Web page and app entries

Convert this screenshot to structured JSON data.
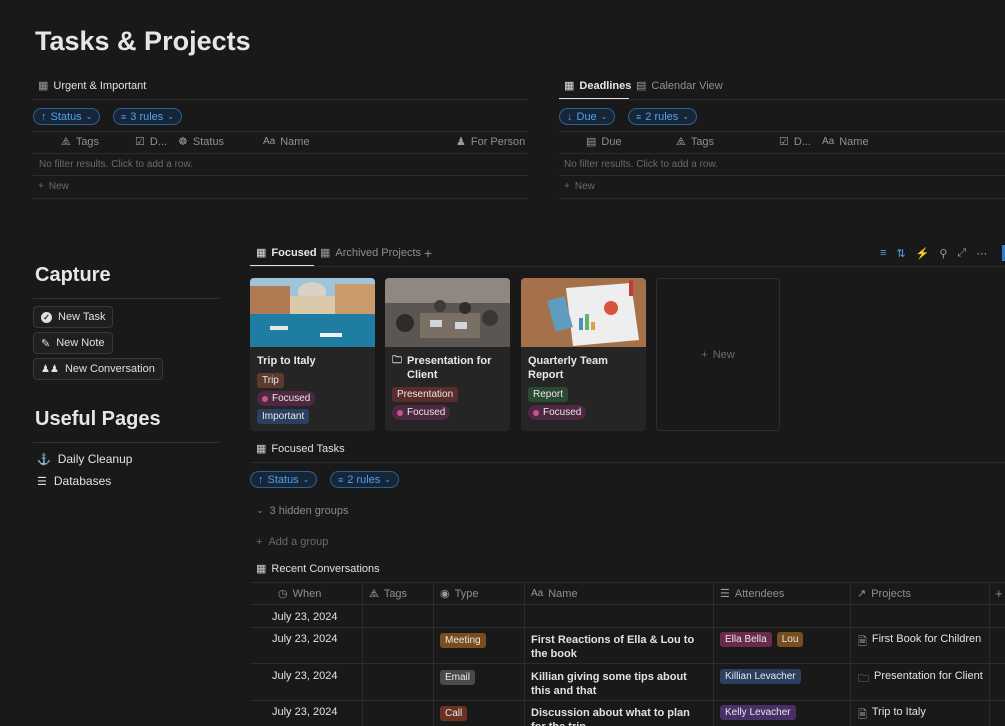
{
  "page": {
    "title": "Tasks & Projects"
  },
  "urgent": {
    "view_label": "Urgent & Important",
    "sort_pill": "Status",
    "filter_pill": "3 rules",
    "columns": [
      "Tags",
      "D...",
      "Status",
      "Name",
      "For Person"
    ],
    "empty_text": "No filter results. Click to add a row.",
    "new_label": "New"
  },
  "deadlines": {
    "tabs": [
      "Deadlines",
      "Calendar View"
    ],
    "sort_pill": "Due",
    "filter_pill": "2 rules",
    "columns": [
      "Due",
      "Tags",
      "D...",
      "Name"
    ],
    "empty_text": "No filter results. Click to add a row.",
    "new_label": "New"
  },
  "capture": {
    "heading": "Capture",
    "buttons": [
      "New Task",
      "New Note",
      "New Conversation"
    ]
  },
  "useful": {
    "heading": "Useful Pages",
    "links": [
      "Daily Cleanup",
      "Databases"
    ]
  },
  "projects": {
    "tabs": [
      "Focused",
      "Archived Projects"
    ],
    "add_tab": "+",
    "cards": [
      {
        "title": "Trip to Italy",
        "tags": [
          {
            "label": "Trip",
            "color": "#5c3a2e"
          },
          {
            "label": "Focused",
            "color": "#4e2740",
            "dot": "#c4558f"
          },
          {
            "label": "Important",
            "color": "#2b3f60"
          }
        ]
      },
      {
        "title": "Presentation for Client",
        "tags": [
          {
            "label": "Presentation",
            "color": "#5c2c2c"
          },
          {
            "label": "Focused",
            "color": "#4e2740",
            "dot": "#c4558f"
          }
        ]
      },
      {
        "title": "Quarterly Team Report",
        "tags": [
          {
            "label": "Report",
            "color": "#2b4a32"
          },
          {
            "label": "Focused",
            "color": "#4e2740",
            "dot": "#c4558f"
          }
        ]
      }
    ],
    "new_card": "New"
  },
  "focused_tasks": {
    "label": "Focused Tasks",
    "sort_pill": "Status",
    "filter_pill": "2 rules",
    "hidden_groups": "3 hidden groups",
    "add_group": "Add a group"
  },
  "conversations": {
    "label": "Recent Conversations",
    "columns": [
      "When",
      "Tags",
      "Type",
      "Name",
      "Attendees",
      "Projects"
    ],
    "rows": [
      {
        "when": "July 23, 2024",
        "type": "",
        "type_color": "",
        "name": "",
        "attendees": [],
        "project": ""
      },
      {
        "when": "July 23, 2024",
        "type": "Meeting",
        "type_color": "#7a4e1c",
        "name": "First Reactions of Ella & Lou to the book",
        "attendees": [
          {
            "label": "Ella Bella",
            "color": "#6a2a4a"
          },
          {
            "label": "Lou",
            "color": "#7a4e1c"
          }
        ],
        "project": "First Book for Children"
      },
      {
        "when": "July 23, 2024",
        "type": "Email",
        "type_color": "#4a4a4a",
        "name": "Killian giving some tips about this and that",
        "attendees": [
          {
            "label": "Killian Levacher",
            "color": "#2b3f60"
          }
        ],
        "project": "Presentation for Client"
      },
      {
        "when": "July 23, 2024",
        "type": "Call",
        "type_color": "#6b3222",
        "name": "Discussion about what to plan for the trip",
        "attendees": [
          {
            "label": "Kelly Levacher",
            "color": "#4a2f66"
          }
        ],
        "project": "Trip to Italy"
      }
    ]
  }
}
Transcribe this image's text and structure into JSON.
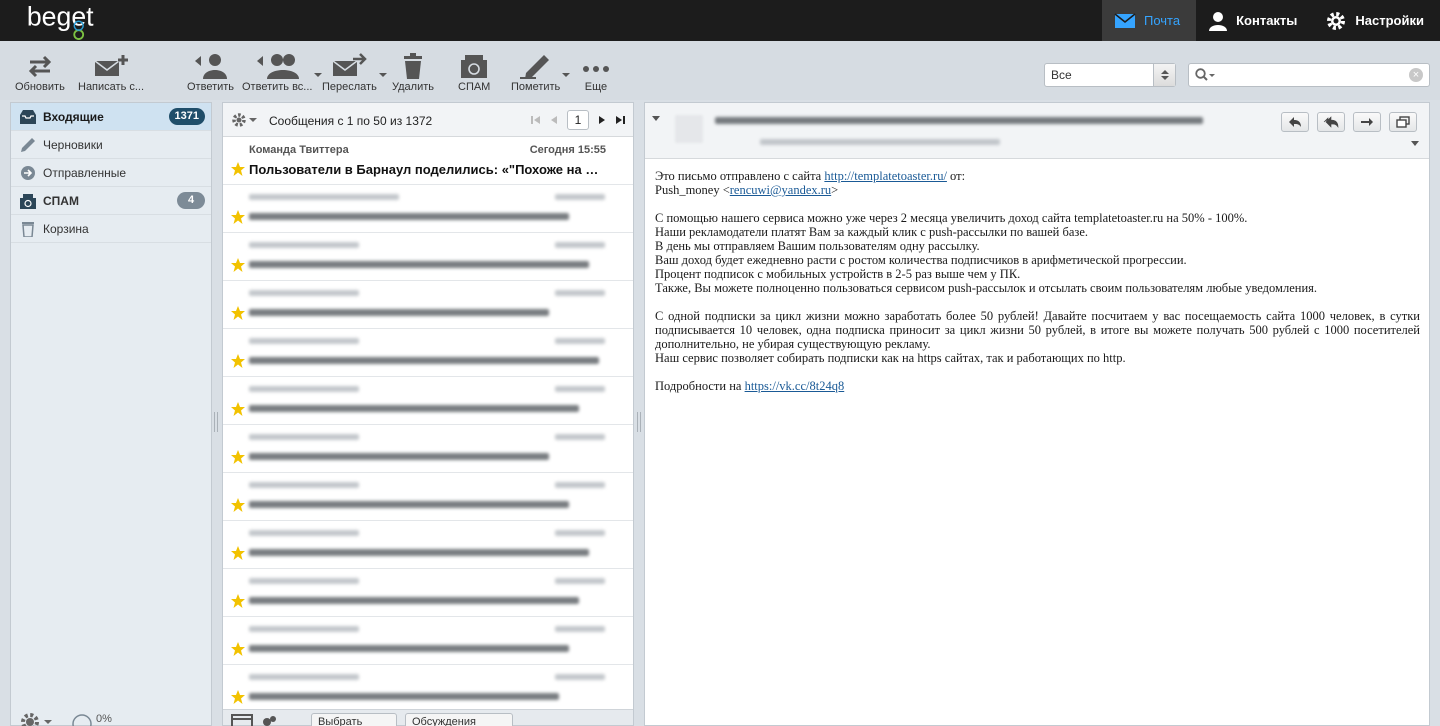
{
  "brand": {
    "logo_text": "beget"
  },
  "topnav": {
    "mail": "Почта",
    "contacts": "Контакты",
    "settings": "Настройки"
  },
  "toolbar": {
    "refresh": "Обновить",
    "compose": "Написать с...",
    "reply": "Ответить",
    "reply_all": "Ответить вс...",
    "forward": "Переслать",
    "delete": "Удалить",
    "spam": "СПАМ",
    "mark": "Пометить",
    "more": "Еще"
  },
  "filter": {
    "value": "Все"
  },
  "search": {
    "placeholder": ""
  },
  "folders": [
    {
      "label": "Входящие",
      "count": "1371",
      "icon": "inbox-icon"
    },
    {
      "label": "Черновики",
      "count": "",
      "icon": "pencil-icon"
    },
    {
      "label": "Отправленные",
      "count": "",
      "icon": "sent-icon"
    },
    {
      "label": "СПАМ",
      "count": "4",
      "icon": "spam-icon"
    },
    {
      "label": "Корзина",
      "count": "",
      "icon": "trash-icon"
    }
  ],
  "quota": {
    "percent": "0%"
  },
  "list": {
    "summary": "Сообщения с 1 по 50 из 1372",
    "page": "1",
    "first_message": {
      "from": "Команда Твиттера",
      "date": "Сегодня 15:55",
      "subject": "Пользователи в Барнаул поделились: «\"Похоже на пр..."
    },
    "footer_select": "Выбрать",
    "footer_threads": "Обсуждения"
  },
  "reader": {
    "body": {
      "line1_prefix": "Это письмо отправлено с сайта",
      "line1_link": "http://templatetoaster.ru/",
      "line1_suffix": "от:",
      "line2_prefix": "Push_money <",
      "line2_link": "rencuwi@yandex.ru",
      "line2_suffix": ">",
      "para1": "С помощью нашего сервиса можно уже через 2 месяца увеличить доход сайта templatetoaster.ru на 50% - 100%.",
      "para2": "Наши рекламодатели платят Вам за каждый клик с push-рассылки по вашей базе.",
      "para3": "В день мы отправляем Вашим пользователям одну рассылку.",
      "para4": "Ваш доход будет ежедневно расти с ростом количества подписчиков в арифметической прогрессии.",
      "para5": "Процент подписок с мобильных устройств в 2-5 раз выше чем у ПК.",
      "para6": "Также, Вы можете полноценно пользоваться сервисом push-рассылок и отсылать своим пользователям любые уведомления.",
      "para7": "С одной подписки за цикл жизни можно заработать более 50 рублей! Давайте посчитаем у вас посещаемость сайта 1000 человек, в сутки подписывается 10 человек, одна подписка приносит за цикл жизни 50 рублей, в итоге вы можете получать 500 рублей с 1000 посетителей дополнительно, не убирая существующую рекламу.",
      "para8": "Наш сервис позволяет собирать подписки как на https сайтах, так и работающих по http.",
      "more_prefix": "Подробности на",
      "more_link": "https://vk.cc/8t24q8"
    }
  },
  "colors": {
    "accent": "#35a4ff",
    "badge": "#1f4e6a",
    "topbar": "#1c1c1c"
  }
}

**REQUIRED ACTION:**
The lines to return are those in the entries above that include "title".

**SOLUTION TO THE PROBLEM:**
    "title": "Tasks & Projects"
        "title": "Trip to Italy",
        "title": "Presentation for Client",
        "title": "Quarterly Team Report",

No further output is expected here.